Mark Oprea

Mark Oprea

Mark Oprea is a junior English major and columnist for the Daily Kent Stater. Contact him at [email protected]

“When am I going to use this?” I sometimes hear from fellow students about classes in the liberal arts. “I just want a job.”

What these job seekers must grasp is that the knowledge gained from this education will not only help them find a job, but also something more important.

At the job fair last week, I observed crowds of suits and ties dashing around the ballroom hungry for job opportunities. Surveying these keen-eyed students, I discovered that a whopping 45 percent of them were majoring in marketing, business management or computer science. Well, that makes sense; I was at a “job” fair, where employers are seeking potential employees with technical knowledge. But, I asked myself, where were all the liberal arts majors? I only spotted one history major and two psychology majors. Don’t students like myself want jobs, too?

Ever since the transition into the information age, there has been a tremendous surge in aim for technical degrees. Since 1970, the number of students acquiring a business degree has jumped from 14 to 22 percent, while English and history occupy around a low 3 percent each. The typical student now feels the overwhelming need to obtain a degree with pure economic value. They fear waddling in a menial job at Starbucks to pay off their immense debt. Why should one spend a fortune to expand their mind without concern to expand their wallet?

First of all, studies in the liberal arts — the arts, humanities and sciences — were never concerned with economic value. Taking root in the discoveries of the ancient Greeks, these studies determined someone as a “free” member of medieval society. The studies of rhetoric, grammar and logic aimed to produce a cultured, sophisticated man of learning; philosophy and the sciences were intended to elevate the mind, to create scholars and noble men. The free man — the “liberal” — was to be revered for his livelihood, not for his economical tact. Not until the modern age was there a struggle to keep this tradition alive.

It is, therefore, up to the liberal arts student to find this transition into the practical, i.e. the “real world.” They must use the fundamental skills they learn from Freud, Shakespeare or Aristotle and present them accordingly to survive in the job market.

Jennifer Floren, CEO of Experience.com, says that out of “all of the skills that are valued most [by employers], communication” makes the top mark. This makes sense in our age, as the world’s problems will never be solved without the understanding of others — what it means to be fully “human” — and how to communicate ideas efficiently.

Barry Kessel, multimillionaire business owner and former English major at Kent State, stated that the liberal arts “are really just learning about yourself” and how to “be yourself better.” I agree. One must wonder why the university requires us to sit through classes in psychology and U.S. history, as we all must experience these studies to graduate. The purpose, as Kessel suggests, is to “find one’s self.”

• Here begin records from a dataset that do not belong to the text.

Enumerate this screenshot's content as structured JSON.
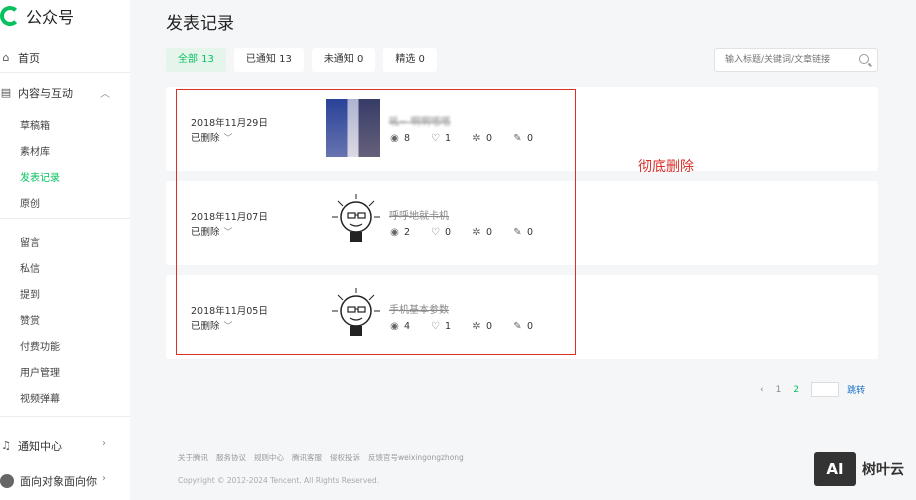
{
  "app": {
    "name": "公众号"
  },
  "sidebar": {
    "home": "首页",
    "content_group": "内容与互动",
    "content_items": [
      "草稿箱",
      "素材库",
      "发表记录",
      "原创"
    ],
    "interaction_items": [
      "留言",
      "私信",
      "提到",
      "赞赏",
      "付费功能",
      "用户管理",
      "视频弹幕"
    ],
    "notifications": "通知中心",
    "account": "面向对象面向你"
  },
  "page": {
    "title": "发表记录"
  },
  "tabs": [
    {
      "label": "全部 13"
    },
    {
      "label": "已通知 13"
    },
    {
      "label": "未通知 0"
    },
    {
      "label": "精选 0"
    }
  ],
  "search": {
    "placeholder": "输入标题/关键词/文章链接"
  },
  "records": [
    {
      "date": "2018年11月29日",
      "status": "已删除",
      "title": "吼~ 啊啊嗒嗒",
      "views": "8",
      "likes": "1",
      "shares": "0",
      "edits": "0"
    },
    {
      "date": "2018年11月07日",
      "status": "已删除",
      "title": "呼呼地就卡机",
      "views": "2",
      "likes": "0",
      "shares": "0",
      "edits": "0"
    },
    {
      "date": "2018年11月05日",
      "status": "已删除",
      "title": "手机基本参数",
      "views": "4",
      "likes": "1",
      "shares": "0",
      "edits": "0"
    }
  ],
  "annotation": "彻底删除",
  "pagination": {
    "prev": "‹",
    "pages": [
      "1",
      "2"
    ],
    "current": "2",
    "jump": "跳转"
  },
  "footer": {
    "links": [
      "关于腾讯",
      "服务协议",
      "规则中心",
      "腾讯客服",
      "侵权投诉",
      "反馈官号weixingongzhong"
    ],
    "copyright": "Copyright © 2012-2024 Tencent. All Rights Reserved."
  },
  "watermark": {
    "badge": "AI",
    "text": "树叶云"
  },
  "colors": {
    "accent": "#07c160",
    "annotation": "#d9302a"
  }
}
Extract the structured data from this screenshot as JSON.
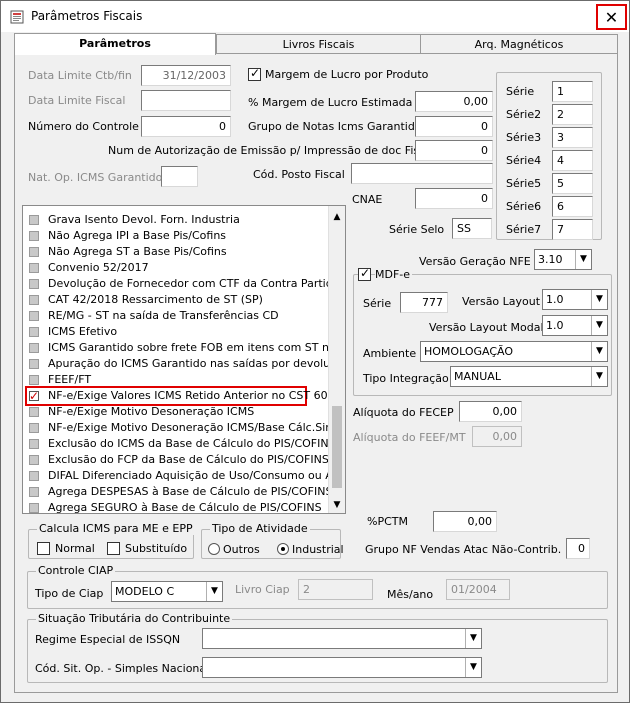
{
  "window": {
    "title": "Parâmetros Fiscais",
    "close": "✕"
  },
  "tabs": [
    "Parâmetros",
    "Livros Fiscais",
    "Arq. Magnéticos"
  ],
  "left_fields": {
    "data_limite_ctb_label": "Data Limite Ctb/fin",
    "data_limite_ctb_value": "31/12/2003",
    "data_limite_fiscal_label": "Data Limite Fiscal",
    "data_limite_fiscal_value": "",
    "numero_controle_label": "Número do Controle",
    "numero_controle_value": "0",
    "num_autorizacao_label": "Num de Autorização de Emissão p/ Impressão de doc Fiscais",
    "num_autorizacao_value": "0",
    "nat_op_label": "Nat. Op. ICMS Garantido",
    "nat_op_value": ""
  },
  "mid_fields": {
    "margem_lucro_produto_label": "Margem de Lucro por Produto",
    "margem_lucro_produto_checked": true,
    "margem_lucro_estimada_label": "% Margem de Lucro Estimada",
    "margem_lucro_estimada_value": "0,00",
    "grupo_notas_label": "Grupo de Notas Icms Garantido",
    "grupo_notas_value": "0",
    "cod_posto_label": "Cód. Posto Fiscal",
    "cod_posto_value": "",
    "cnae_label": "CNAE",
    "cnae_value": "0",
    "serie_selo_label": "Série Selo",
    "serie_selo_value": "SS"
  },
  "series": [
    {
      "label": "Série",
      "value": "1"
    },
    {
      "label": "Série2",
      "value": "2"
    },
    {
      "label": "Série3",
      "value": "3"
    },
    {
      "label": "Série4",
      "value": "4"
    },
    {
      "label": "Série5",
      "value": "5"
    },
    {
      "label": "Série6",
      "value": "6"
    },
    {
      "label": "Série7",
      "value": "7"
    }
  ],
  "options_list": [
    {
      "label": "Grava Isento Devol. Forn. Industria",
      "checked": false
    },
    {
      "label": "Não Agrega IPI a Base Pis/Cofins",
      "checked": false
    },
    {
      "label": "Não Agrega ST a Base Pis/Cofins",
      "checked": false
    },
    {
      "label": "Convenio 52/2017",
      "checked": false
    },
    {
      "label": "Devolução de Fornecedor com CTF da Contra Partida",
      "checked": false
    },
    {
      "label": "CAT 42/2018 Ressarcimento de ST (SP)",
      "checked": false
    },
    {
      "label": "RE/MG - ST na saída de Transferências CD",
      "checked": false
    },
    {
      "label": "ICMS Efetivo",
      "checked": false
    },
    {
      "label": "ICMS Garantido sobre frete FOB em itens com ST normal",
      "checked": false
    },
    {
      "label": "Apuração do ICMS Garantido nas saídas por devoluções",
      "checked": false
    },
    {
      "label": "FEEF/FT",
      "checked": false
    },
    {
      "label": "NF-e/Exige Valores ICMS Retido Anterior no CST 60",
      "checked": true
    },
    {
      "label": "NF-e/Exige Motivo Desoneração ICMS",
      "checked": false
    },
    {
      "label": "NF-e/Exige Motivo Desoneração ICMS/Base Cálc.Simples",
      "checked": false
    },
    {
      "label": "Exclusão do ICMS da Base de Cálculo do PIS/COFINS",
      "checked": false
    },
    {
      "label": "Exclusão do FCP da Base de Cálculo do PIS/COFINS",
      "checked": false
    },
    {
      "label": "DIFAL Diferenciado Aquisição de Uso/Consumo ou Ativo",
      "checked": false
    },
    {
      "label": "Agrega DESPESAS à Base de Cálculo de PIS/COFINS",
      "checked": false
    },
    {
      "label": "Agrega SEGURO à Base de Cálculo de PIS/COFINS",
      "checked": false
    }
  ],
  "nfe": {
    "versao_geracao_label": "Versão Geração NFE",
    "versao_geracao_value": "3.10",
    "mdfe_label": "MDF-e",
    "mdfe_checked": true,
    "serie_label": "Série",
    "serie_value": "777",
    "versao_layout_label": "Versão Layout",
    "versao_layout_value": "1.0",
    "versao_layout_modal_label": "Versão Layout Modal",
    "versao_layout_modal_value": "1.0",
    "ambiente_label": "Ambiente",
    "ambiente_value": "HOMOLOGAÇÃO",
    "tipo_integracao_label": "Tipo Integração",
    "tipo_integracao_value": "MANUAL"
  },
  "fecep": {
    "aliquota_fecep_label": "Alíquota do FECEP",
    "aliquota_fecep_value": "0,00",
    "aliquota_feef_label": "Alíquota do FEEF/MT",
    "aliquota_feef_value": "0,00",
    "pctm_label": "%PCTM",
    "pctm_value": "0,00",
    "grupo_nf_label": "Grupo NF Vendas Atac Não-Contrib.",
    "grupo_nf_value": "0"
  },
  "calc_icms": {
    "title": "Calcula ICMS para ME e EPP",
    "normal_label": "Normal",
    "substituido_label": "Substituído"
  },
  "tipo_atividade": {
    "title": "Tipo de Atividade",
    "outros_label": "Outros",
    "industrial_label": "Industrial",
    "selected": "Industrial"
  },
  "controle_ciap": {
    "title": "Controle CIAP",
    "tipo_ciap_label": "Tipo de Ciap",
    "tipo_ciap_value": "MODELO C",
    "livro_ciap_label": "Livro Ciap",
    "livro_ciap_value": "2",
    "mes_ano_label": "Mês/ano",
    "mes_ano_value": "01/2004"
  },
  "situacao": {
    "title": "Situação Tributária do Contribuinte",
    "regime_label": "Regime Especial de ISSQN",
    "regime_value": "",
    "cod_sit_label": "Cód. Sit. Op. - Simples Nacional",
    "cod_sit_value": ""
  }
}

This is how one must approach the task of job searching. By expanding one’s mind, they can realize that “finding a job” is better defined as finding a position in a democratic society — to understand what it means to be a “free” individual. This discovery will only increase the economic value of their degree, and that’s the use in it. It is the most important notion to realize that your place in society cannot simply be bought. It must be found.